Baking with Kafka by Tom Gauld
(Drawn & Quarterly, 2017, 160 pages)
This fun collection of comics caters directly to book-lovers and English professors. I enjoy Gauld’s artistic style and dry humor and I’ve already started looking into his past work. There were a number of comics in Baking with Kafka that I wanted to rip out and post around my office and/or send to friends. I’d recommend this to anyone who has an appreciation for literary-based humor. 😉
Just to get a taste for a taste of his work:
Sunday Sketching by Christoph Niemann
(Harry N. Abrams, 2016, 272 pages)
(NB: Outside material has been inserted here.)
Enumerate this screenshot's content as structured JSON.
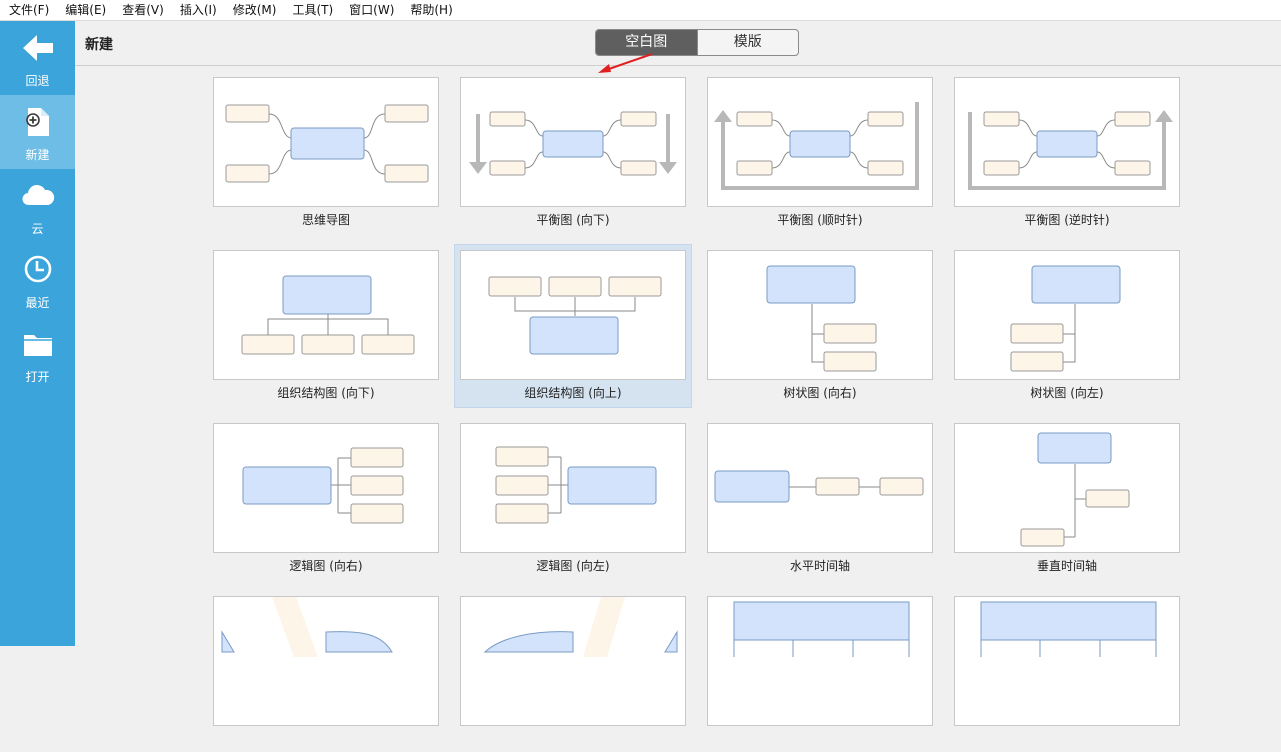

I follow Niemann on Instagram and didn’t realize how familiar I was with his work until I noticed how frequently his art appears on the cover of The New Yorker. There’s a lot of humor in his work and it makes me happy. In addition to being a collection of some of his pieces, Sunday Sketching also talks about how Niemann tackles the creative process. It was an interesting and quick read that only left me wanting to actually purchase the book for my collection and acquire his art for my walls.
This is a fun read for people who appreciate art/illustration and want insight into how this particular artist approaches life as a creative.
And for fun, here’s a taste of his Niemann’s artwork (all pulled from his website: http://www.christophniemann.com). You should also check out “The Gummi Bear Chronicles” on the New York Times’s Abstract Sunday blog – just because I like it ;).
Wishful Drinking by Carrie Fisher
(Simon & Schuster, 2008, 163 pages)
Brutally honest with sarcasm galore!
Silver Screen Fiend: Learning About Life from an Addiction to Film by Patton Oswalt
(Scribner, 2015, 222 pages)
Life fit in around movies.
All Grown Up by Jami Attenberg
(Houghton Mifflin Harcourt, 2017, 191 pages)
Growing up: Doesn’t come easy
Launching Sheep & Other Stories from the Intersection of History and Nonsense
by Sarah Angleton
(Bright Button Press, 2017, 269 pages)
Interconnecting present-day and quirky history.
The Terrible and Wonderful Reasons Why I Run Long Distances
by Matthew Inman
(Andrews McMeel Publishing, 2014, 148 pages)
Read – it’s easier than running.